Nov. 28, 2023 By Gabriele Holtermann
With 2023 shaping up to be the deadliest year for cyclists and pedestrians in western Queens since the implementation of Vision Zero in 2014, lawmakers gathered in Astoria to introduce a blueprint for street safety in western Queens, titled the Western Queens Street Safety Plan.
Traffic fatalities in Queens are up by 43% compared to last year, according to city data. So far this year, 13 people, including 7-year-old Dolma Naadhun, died in traffic-related accidents in western Queens alone, and 939 pedestrians or cyclists have been injured.
To combat the alarming rise in traffic fatalities, Council Member Tiffany Cabán, state Sen. Kristen Gonzalez, and Assemblymembers Jessica González-Rojas and Zohran Mamdani joined forces at the intersection of 31st Avenue and 35th Street in Astoria to announce a slew of legislative and infrastructural recommendations to be completed by 2029.
The comprehensive street safety plan includes the following:
- • More protected bike lanes and bike boulevards
- • Increasing the number of speed and red light cameras
- • Enhancing visibility at intersections by removing parking spaces near crosswalks
- • Improving public transit
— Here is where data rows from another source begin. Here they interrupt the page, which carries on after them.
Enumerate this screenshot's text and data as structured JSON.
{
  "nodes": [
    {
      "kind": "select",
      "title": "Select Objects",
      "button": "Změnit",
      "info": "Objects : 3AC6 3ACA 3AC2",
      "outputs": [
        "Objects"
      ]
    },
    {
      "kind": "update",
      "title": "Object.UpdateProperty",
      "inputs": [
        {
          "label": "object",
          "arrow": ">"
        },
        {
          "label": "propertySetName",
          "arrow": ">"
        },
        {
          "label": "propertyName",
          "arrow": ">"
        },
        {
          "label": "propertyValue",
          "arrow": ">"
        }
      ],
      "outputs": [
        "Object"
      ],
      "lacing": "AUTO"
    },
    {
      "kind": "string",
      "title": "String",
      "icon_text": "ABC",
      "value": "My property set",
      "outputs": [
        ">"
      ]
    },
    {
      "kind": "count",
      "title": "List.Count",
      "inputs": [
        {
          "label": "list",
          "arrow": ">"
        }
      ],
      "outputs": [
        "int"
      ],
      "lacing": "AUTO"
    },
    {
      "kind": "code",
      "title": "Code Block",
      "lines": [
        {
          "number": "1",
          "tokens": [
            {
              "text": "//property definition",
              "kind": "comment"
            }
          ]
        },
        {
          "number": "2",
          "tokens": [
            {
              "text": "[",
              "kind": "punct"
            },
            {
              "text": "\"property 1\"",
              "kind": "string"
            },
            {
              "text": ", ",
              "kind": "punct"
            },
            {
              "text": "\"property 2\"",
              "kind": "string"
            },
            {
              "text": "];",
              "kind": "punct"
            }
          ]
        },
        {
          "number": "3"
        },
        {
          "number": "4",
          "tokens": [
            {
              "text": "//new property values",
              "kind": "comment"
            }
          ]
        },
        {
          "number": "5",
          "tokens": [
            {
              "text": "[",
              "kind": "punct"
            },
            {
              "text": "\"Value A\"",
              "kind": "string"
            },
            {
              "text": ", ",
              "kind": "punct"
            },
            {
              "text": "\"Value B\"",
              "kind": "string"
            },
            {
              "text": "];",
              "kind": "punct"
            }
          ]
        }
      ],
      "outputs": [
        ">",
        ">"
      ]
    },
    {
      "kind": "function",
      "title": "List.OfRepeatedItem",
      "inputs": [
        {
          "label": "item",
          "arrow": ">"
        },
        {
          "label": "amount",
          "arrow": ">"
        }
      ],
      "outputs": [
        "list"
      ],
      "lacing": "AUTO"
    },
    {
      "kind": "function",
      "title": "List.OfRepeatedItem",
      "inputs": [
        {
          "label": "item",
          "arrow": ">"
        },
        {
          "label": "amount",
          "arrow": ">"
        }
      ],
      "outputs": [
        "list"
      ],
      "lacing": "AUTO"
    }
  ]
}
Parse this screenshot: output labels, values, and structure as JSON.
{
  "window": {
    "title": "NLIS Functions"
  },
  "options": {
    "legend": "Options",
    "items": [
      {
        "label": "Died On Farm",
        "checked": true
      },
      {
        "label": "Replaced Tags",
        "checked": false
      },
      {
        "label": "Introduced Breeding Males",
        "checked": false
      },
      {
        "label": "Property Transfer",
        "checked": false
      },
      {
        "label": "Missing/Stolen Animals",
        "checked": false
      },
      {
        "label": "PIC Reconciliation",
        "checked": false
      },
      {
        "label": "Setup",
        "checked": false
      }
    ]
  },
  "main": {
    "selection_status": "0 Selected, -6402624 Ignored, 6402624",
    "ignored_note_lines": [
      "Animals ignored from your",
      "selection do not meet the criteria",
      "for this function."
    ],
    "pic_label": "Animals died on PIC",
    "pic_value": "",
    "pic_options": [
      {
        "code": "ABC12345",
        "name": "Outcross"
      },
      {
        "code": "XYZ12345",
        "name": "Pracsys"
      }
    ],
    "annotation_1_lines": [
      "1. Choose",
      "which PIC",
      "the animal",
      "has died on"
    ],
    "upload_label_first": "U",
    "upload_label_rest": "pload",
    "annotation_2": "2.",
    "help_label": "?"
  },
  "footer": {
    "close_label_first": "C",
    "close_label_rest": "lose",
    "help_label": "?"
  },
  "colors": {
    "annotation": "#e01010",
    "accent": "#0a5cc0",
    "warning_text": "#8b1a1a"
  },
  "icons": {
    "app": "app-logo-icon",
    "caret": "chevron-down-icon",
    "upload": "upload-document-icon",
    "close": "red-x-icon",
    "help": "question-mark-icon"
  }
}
- • Lowering the speed limit and redesigning streets to slow traffic
Surrounded by street safety advocacy groups and family members who lost loved ones to traffic accidents, Cabán said that every traffic-related death was preventable and described the plan as “full of common sense, easily executed infrastructure improvements that would save lives.
“While none of the safety improvement measures we’ve outlined will bring back the lives that have been taken from us by traffic violence, we can honor their memory by building a city where car-induced deaths and injuries are a thing of the past,” Cabán added.
Gonzalez pointed out that since the implementation of red light cameras in 1994, New York City saw a 77% decrease in red light violations. Additionally, speed camera violations dropped by 30% after the city implemented 24/7 speed cameras in August 2022.
“Again, the numbers tell us that these are effective and necessary,” Gonzalez said. “In the next legislative session, we’re going to continue fighting for these measures, continue to fight for the expansion and stand with every single member in this community from here, down to Brooklyn, to Manhattan, that have been calling for these common-sense changes and make them happen.”
Laura Shepard, Queens organizer at Transportation Alternatives, explained that while New York state bans parking within 20 feet of an intersection — called “daylighting” — New York City was exempt and drivers could park right up to the crosswalk.
Daylighting removes parking spots closest to an intersection and increases visibility for drivers, making intersections safer for pedestrians and cyclists.
Shepard called the exemption dangerous.
“This year, drivers killed 7-year-old Dolma Naadhun here in Astoria and 7-year-old Kamari Hughes in Fort Greene, Brooklyn,” Shepard said. “Both were walking in crosswalks where parked vehicles hindered visibility. As bigger vehicles with higher hoods and more blind spots are driving on our streets and hindering visibility while parked close to crosswalks, we need to take stronger action to protect children and all vulnerable road users.”
The New York City Council passed a bill requiring the New York City Department of Transportation (DOT) to “daylight” at least 100 intersections per year. However, the bill won’t go into effect until 2025 and street safety advocates say it will make little impact since New York City has over 40,000 intersections.
Shepard pointed out that Jersey City and Hoboken were “significantly” safer for pedestrians because both cities had implemented daylighting.
“Hoboken has had zero pedestrian deaths in almost seven years,” Shepard added.
González-Rojas said that more needed to be done to ensure pedestrian safety and advocated for traffic calming measures like narrower lanes, curb extensions, traffic diverters, and median barriers.
“We have a plan as from next year to 2029 to push for these infrastructure improvements,” González-Rojas said. “And we will do it alongside the advocates here, alongside my elected partners in government, and alongside our advocates in our fight with the DOT and New York City.
Carmen Larino held a poster with the image of her daughter Karina Larino, who was fatally struck by an SUV when the driver, 73-year-old Panagiota Arvanitopoulos failed to yield the right away at 21st Street and Astoria Park South in May 2022.
Larino said she supported Families for Safer Streets and Sammy’s Law to make sure her daughter didn’t die in vain.
“I support whatever needs to be done to make streets safer for pedestrians or bicyclists,” Larino said.
Astoria resident Julie Huntington’s dad, 65-year-old Kim Huntington, was killed in a traffic accident in 2019 in Ohio.
Huntington told the Queens/Astoria Post that traffic violence was a national problem. She was advocating for traffic safety because she didn’t want anyone else to go through the same heartache she and others who have lost family members in traffic accidents.
“We’re fighting for traffic safety improvements nationwide,” Huntington said. “One of the reasons why it’s so important in New York City [is], we are kind of a heartbeat of the country. A lot of times when change happens here, there’s a ripple effect to other cities and other regions.”